Uranium-containing effluents generated by nuclear energy industry must be efficiently remediated before release to the environment. Currently, numerous microbial-based strategies are being developed for this purpose. In particular, the bacterial strain Stenotrophomonas sp. Br8, isolated from U mill tailings porewaters, has been already shown to efficiently precipitate U(VI) as stable U phosphates mediated by phosphatase activity. However, the upscaling of this strategy should overcome some constraints regarding cell exposure to harsh environmental conditions. In the present study, the immobilization of Br8 biomass in an inorganic matrix was optimized to provide protection to the cells as well as to make the process more convenient for real-scale utilization.
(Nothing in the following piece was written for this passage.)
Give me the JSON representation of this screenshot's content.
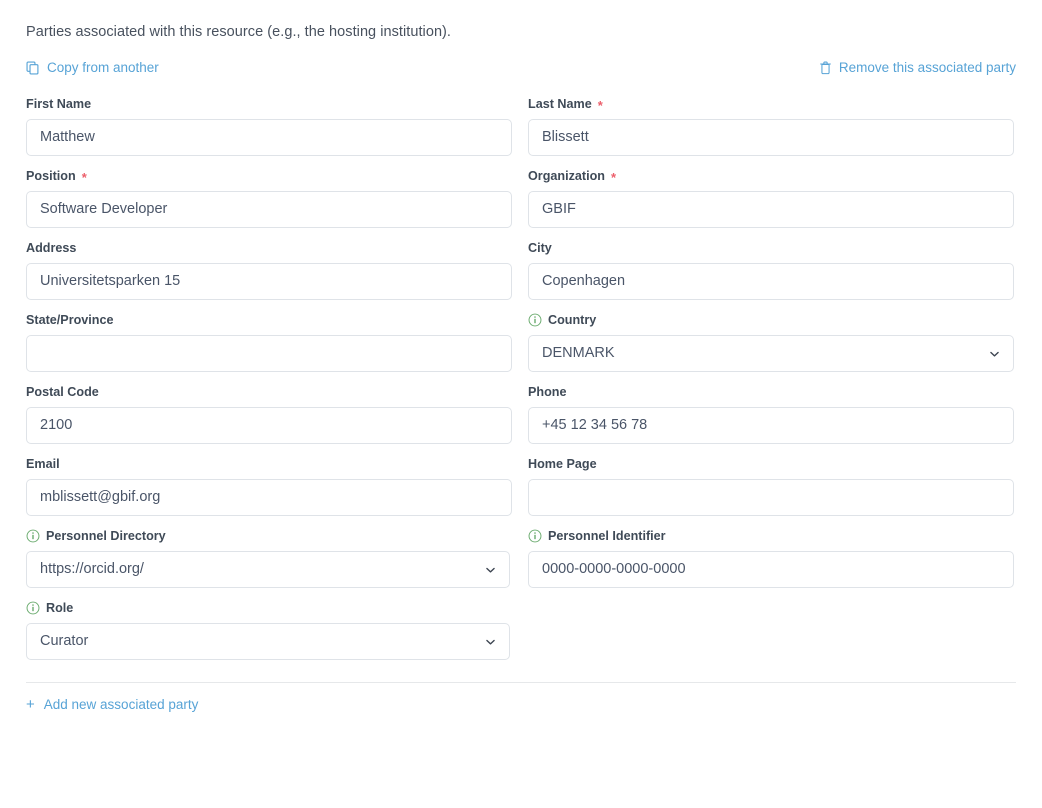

The use of biocompatible, highly porous alginate beads for Br8 cells immobilization resulted the best alternative when investigating by a multidisciplinary approach (High-Angle Annular Dark-Field Scanning Transmission Electron Microscopy (HAADF-STEM), Environmental Scanning Electron Microscopy (ESEM), Fourier Transform Infrared Spectroscopy with Attenuated Total Reflectance, etc.) several consolidated entrapment methods. This biomaterial was applied to complex real U mining porewaters (containing 47 mg/L U) in presence of an organic phosphate source (glycerol-2-phosphate) to produce reactive free orthophosphates through Br8 phosphatase activity. Uranium immobilization rates around 98 % were observed after one cycle of 72 h. In terms of U removal ability as a function of biomass, Br8-doped alginate beads were determined to remove up to 1199.5 mg U/g dry biomass over two treatment cycles. Additionally, optimized conditions for storing Br8-doped beads and for a correct application were assessed. Results for U accumulation kinetics and HAADF-STEM/ESEM analyses revealed that U removal by the immobilized cells is a biphasic process combining a first passive U sorption onto bead and/or cell surfaces and a second slow active biomineralization. This work provides new practical insights into the biological and physico-chemical parameters governing a high-efficient U bioremediation process based on the phosphatase activity of immobilized bacterial cells when applied to complex mining waters under laboratory conditions.